▸ WHAT NEEDS TO BE DONE
Tally the lines below that hold the string "伙伴计划", and give only the tally.

▸ AVAILABLE RECORDS
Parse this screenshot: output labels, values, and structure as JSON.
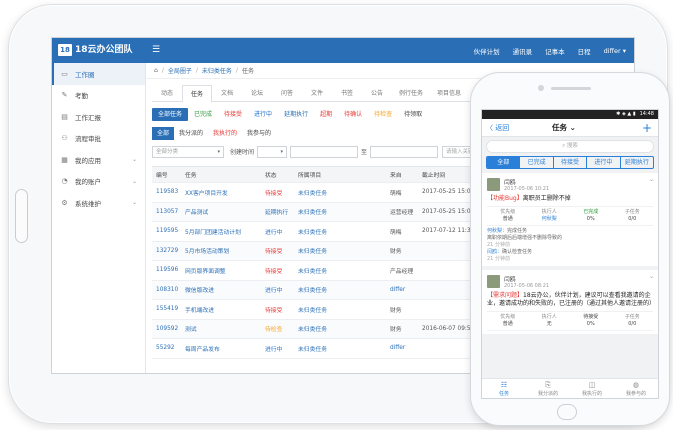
{
  "header": {
    "logo_mark": "18",
    "brand": "18云办公团队",
    "menu_glyph": "☰",
    "nav": [
      "伙伴计划",
      "通讯录",
      "记事本",
      "日程",
      "differ ▾"
    ]
  },
  "sidebar": {
    "items": [
      {
        "icon": "▭",
        "label": "工作圈",
        "chev": ""
      },
      {
        "icon": "✎",
        "label": "考勤",
        "chev": ""
      },
      {
        "icon": "▤",
        "label": "工作汇报",
        "chev": ""
      },
      {
        "icon": "⚇",
        "label": "流程审批",
        "chev": ""
      },
      {
        "icon": "▦",
        "label": "我的应用",
        "chev": "⌄"
      },
      {
        "icon": "◔",
        "label": "我的账户",
        "chev": "⌄"
      },
      {
        "icon": "⚙",
        "label": "系统维护",
        "chev": "⌄"
      }
    ]
  },
  "breadcrumb": {
    "home_glyph": "⌂",
    "items": [
      "全局圈子",
      "未归类任务",
      "任务"
    ]
  },
  "tabs": [
    "动态",
    "任务",
    "文档",
    "论坛",
    "问答",
    "文件",
    "书签",
    "公告",
    "例行任务",
    "项目信息"
  ],
  "status_filters": [
    "全部任务",
    "已完成",
    "待接受",
    "进行中",
    "延期执行",
    "超期",
    "待确认",
    "待检查",
    "待领取"
  ],
  "sub_filters": [
    "全部",
    "我分派的",
    "我执行的",
    "我参与的"
  ],
  "filters": {
    "category": "全部分类",
    "creator_label": "创建时间",
    "to_label": "至",
    "keyword_placeholder": "请输入关键字"
  },
  "table": {
    "headers": [
      "编号",
      "任务",
      "状态",
      "所属项目",
      "来自",
      "截止时间"
    ],
    "rows": [
      [
        "119583",
        "XX客户项目开发",
        "待接受",
        "未归类任务",
        "萌梅",
        "2017-05-25 15:0"
      ],
      [
        "113057",
        "产品测试",
        "延期执行",
        "未归类任务",
        "运营经理",
        "2017-05-25 15:0"
      ],
      [
        "119595",
        "5月部门团建活动计划",
        "进行中",
        "未归类任务",
        "萌梅",
        "2017-07-12 11:3"
      ],
      [
        "132729",
        "5月市场活动策划",
        "待接受",
        "未归类任务",
        "财务",
        ""
      ],
      [
        "119596",
        "网页版界面调整",
        "待接受",
        "未归类任务",
        "产品经理",
        ""
      ],
      [
        "108310",
        "微信版改进",
        "进行中",
        "未归类任务",
        "differ",
        ""
      ],
      [
        "155419",
        "手机端改进",
        "待接受",
        "未归类任务",
        "财务",
        ""
      ],
      [
        "109592",
        "测试",
        "待检查",
        "未归类任务",
        "财务",
        "2016-06-07 09:5"
      ],
      [
        "55292",
        "每周产品发布",
        "进行中",
        "未归类任务",
        "differ",
        ""
      ]
    ]
  },
  "phone": {
    "status_time": "14:48",
    "status_icons": "✱ ◈ ▲ ▮",
    "back": "〈 返回",
    "title": "任务 ⌄",
    "plus": "+",
    "search": "⌕ 搜索",
    "tabs": [
      "全部",
      "已完成",
      "待接受",
      "进行中",
      "延期执行"
    ],
    "cards": [
      {
        "name": "闫鸥",
        "time": "2017-05-06 10:21",
        "tag": "【功能Bug】",
        "title": "离职员工删除不掉",
        "cells": [
          [
            "优先级",
            "普通"
          ],
          [
            "执行人",
            "何秋梨"
          ],
          [
            "已完成",
            "0%"
          ],
          [
            "子任务",
            "0/0"
          ]
        ],
        "comments": [
          {
            "who": "何秋梨：",
            "text": "完成任务"
          },
          {
            "who": "",
            "text": "离职依期后后端增强不删除导致的"
          },
          {
            "who": "",
            "text": "21 分钟前"
          },
          {
            "who": "闫鸥：",
            "text": "确认检查任务"
          },
          {
            "who": "",
            "text": "21 分钟前"
          }
        ]
      },
      {
        "name": "闫鸥",
        "time": "2017-05-06 08:21",
        "tag": "【需求问题】",
        "title": "18云办公，伙伴计划，建议可以查看我邀请的企业，邀请成功的和失败的，已注册的（通过其他人邀请注册的）",
        "cells": [
          [
            "优先级",
            "普通"
          ],
          [
            "执行人",
            "无"
          ],
          [
            "待接受",
            "0%"
          ],
          [
            "子任务",
            "0/0"
          ]
        ],
        "comments": []
      }
    ],
    "bottom": [
      {
        "icon": "☷",
        "label": "任务"
      },
      {
        "icon": "⎘",
        "label": "我分派的"
      },
      {
        "icon": "◫",
        "label": "我执行的"
      },
      {
        "icon": "◍",
        "label": "我参与的"
      }
    ]
  }
}
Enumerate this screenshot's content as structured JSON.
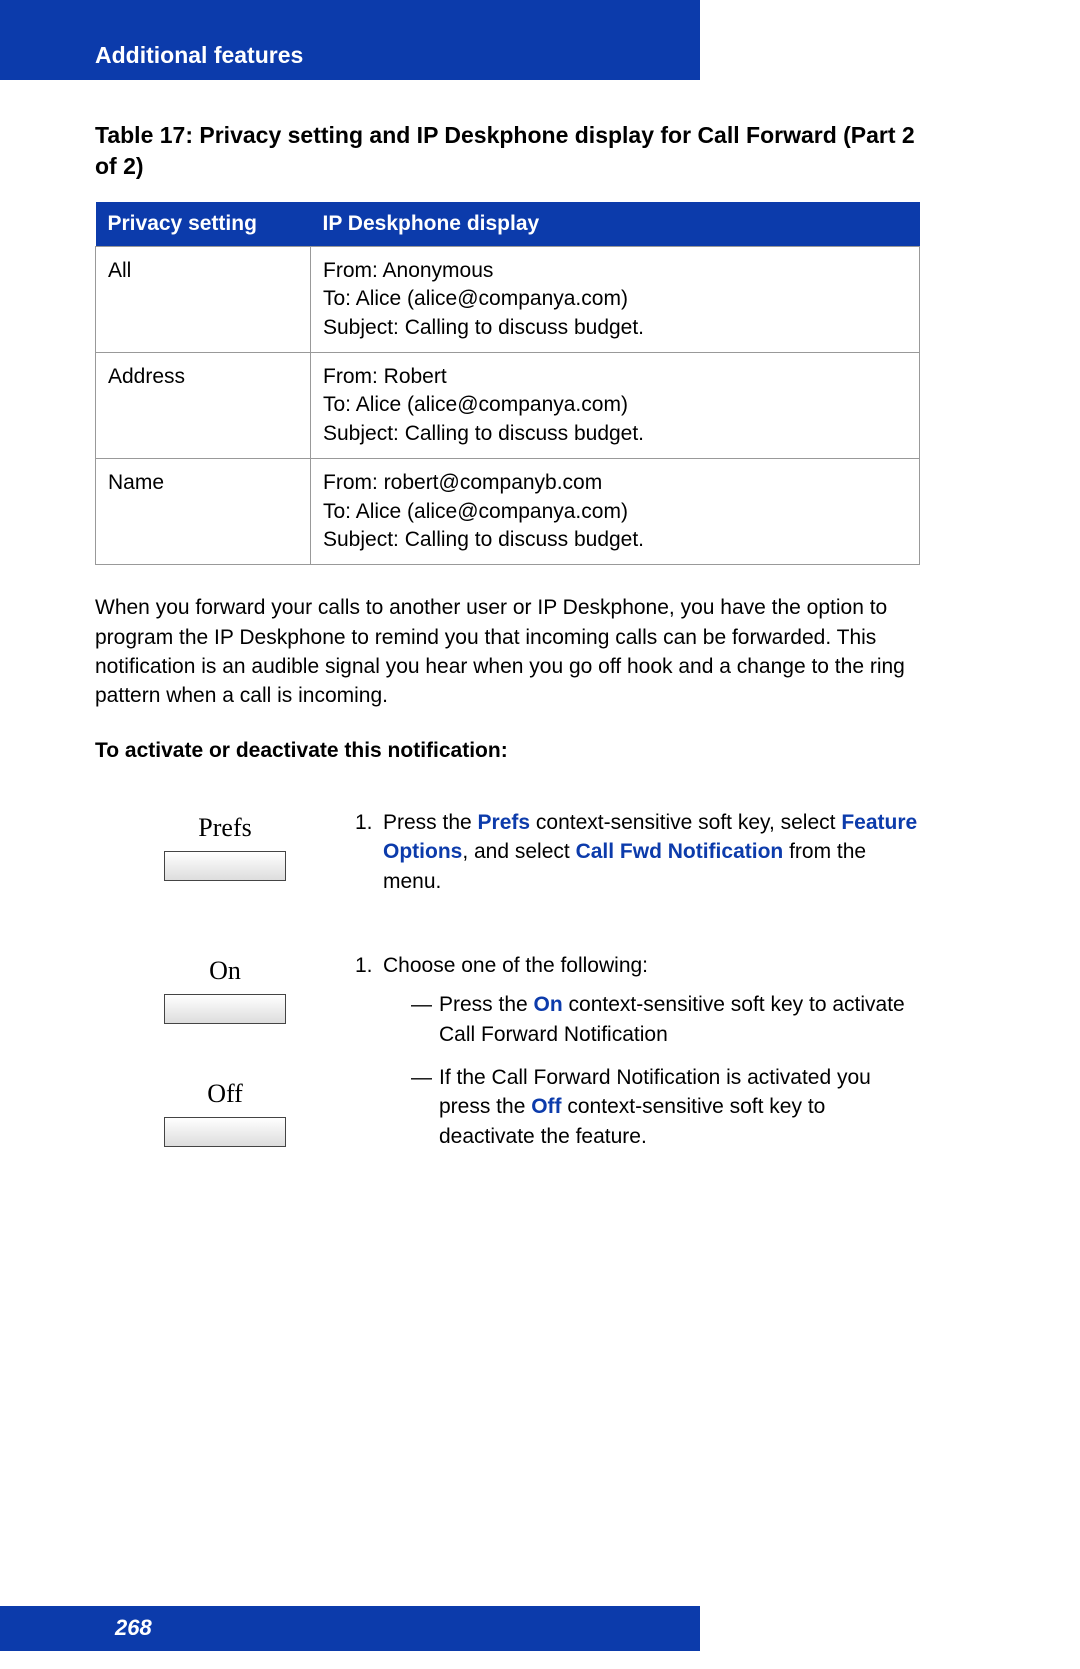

▸ RESPONSE
2